Meir Amar, the son of Chief Rabbi Shlomo Amar, did the dirty work required to keep his sister's suitor away from her, by force. He was so devoted to the task that he is suspected of being involved in criminal acts. So is the rabbi's wife. The two are now expected to face prosecution, as the police recommend. The chief rabbi, on the other hand, emerged squeaky clean from the investigation - he did not know, did not see and did not hear what was going on in his own home. That's how it is when the family protects its loved one and stands as a buffer between him and the nonsense of this world.
A similar thing happened in Ariel Sharon's family. Sons Gilad and Omri took responsibility for suspicious conduct also attributed to their father. According to their versions, he did not deal with allegedly improper fund-raising for his Likud primaries campaign, nor was he involved in the circular deal intended to reverse this money flow. He was also not involved at all in the ties between his son Gilad and businessman David Appel, which resulted in the son's pocketing huge sums in what was dubbed the Greek island affair.
We are expected to believe that in this closely knit family, with a son living on his father's ranch, there is a complete severance among the members when it comes to deals that the police are investigating. After all, the attorney general ruled that there is insufficient evidence to indict any member of the Sharon family on suspicions regarding the Greek island affair. As for allegations of improper election funding, he ruled that the son Omri is the sole defendant.
What a delightful spectacle: This is indeed an extreme case of honoring parents. The children of public figures stand like a defensive wall to shield their parents from the fear of the law. This seemingly noble behavior meets with no criticism although everyone knows what's happening. As soon as the formal suspicion is removed, the public figures may continue serving in their lofty positions as though nothing happened.
In this, as in other instances, Israeli society accepts the improper conduct of its leaders as long as it is not translated into formal indictments. The public does not impose social sanctions on them and does not exact moral demands of men who appear to be the cause of their sons' entanglement in wrongdoings.

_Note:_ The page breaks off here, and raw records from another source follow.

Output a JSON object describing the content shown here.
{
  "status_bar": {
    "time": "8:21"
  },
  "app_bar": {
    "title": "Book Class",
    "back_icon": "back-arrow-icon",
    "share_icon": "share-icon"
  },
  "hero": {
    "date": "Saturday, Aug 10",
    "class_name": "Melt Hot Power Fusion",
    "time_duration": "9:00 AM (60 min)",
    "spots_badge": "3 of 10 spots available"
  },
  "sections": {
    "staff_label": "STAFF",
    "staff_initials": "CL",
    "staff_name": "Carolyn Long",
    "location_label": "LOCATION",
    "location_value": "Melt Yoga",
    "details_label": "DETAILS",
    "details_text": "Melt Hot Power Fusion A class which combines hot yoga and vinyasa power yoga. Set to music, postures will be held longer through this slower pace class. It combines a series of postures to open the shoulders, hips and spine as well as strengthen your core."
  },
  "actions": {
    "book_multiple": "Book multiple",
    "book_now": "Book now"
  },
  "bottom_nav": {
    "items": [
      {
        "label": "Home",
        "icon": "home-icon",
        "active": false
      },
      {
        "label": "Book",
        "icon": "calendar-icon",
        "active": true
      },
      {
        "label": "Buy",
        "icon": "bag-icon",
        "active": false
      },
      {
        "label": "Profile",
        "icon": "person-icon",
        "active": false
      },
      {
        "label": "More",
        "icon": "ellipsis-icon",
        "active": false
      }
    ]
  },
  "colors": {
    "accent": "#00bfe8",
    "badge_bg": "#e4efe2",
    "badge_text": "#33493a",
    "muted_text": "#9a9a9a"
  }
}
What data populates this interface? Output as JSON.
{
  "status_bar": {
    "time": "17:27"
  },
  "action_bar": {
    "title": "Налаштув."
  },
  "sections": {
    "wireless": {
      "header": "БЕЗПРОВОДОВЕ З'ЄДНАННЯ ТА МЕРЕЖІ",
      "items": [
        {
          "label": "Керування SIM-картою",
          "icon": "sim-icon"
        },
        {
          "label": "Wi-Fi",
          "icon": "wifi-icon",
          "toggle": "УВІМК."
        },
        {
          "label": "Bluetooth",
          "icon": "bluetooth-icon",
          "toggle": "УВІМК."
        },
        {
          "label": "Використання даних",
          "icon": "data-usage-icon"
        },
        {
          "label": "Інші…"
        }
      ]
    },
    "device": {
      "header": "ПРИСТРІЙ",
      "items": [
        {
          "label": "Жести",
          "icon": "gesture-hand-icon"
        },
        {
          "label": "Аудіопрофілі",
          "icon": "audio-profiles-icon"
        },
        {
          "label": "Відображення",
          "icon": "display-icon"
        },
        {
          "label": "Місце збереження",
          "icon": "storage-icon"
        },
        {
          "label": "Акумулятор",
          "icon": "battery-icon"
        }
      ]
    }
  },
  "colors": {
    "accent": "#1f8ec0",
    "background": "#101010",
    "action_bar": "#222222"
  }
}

There once was an Israeli prime minister whose wife was caught holding a forbidden account in an overseas bank. He stepped forward and announced his resignation, although the account was on his wife's name and no one attributed the offense to him. Yitzhak Rabin acted in the spirit of Prophet Ezekiel's prophecy: "The son shall not bear the iniquity of the father, neither shall the father bear the iniquity of the son" (Ezekiel 18:20). Israel's incumbent leaders do not appear to be waiting for this prophecy to come true.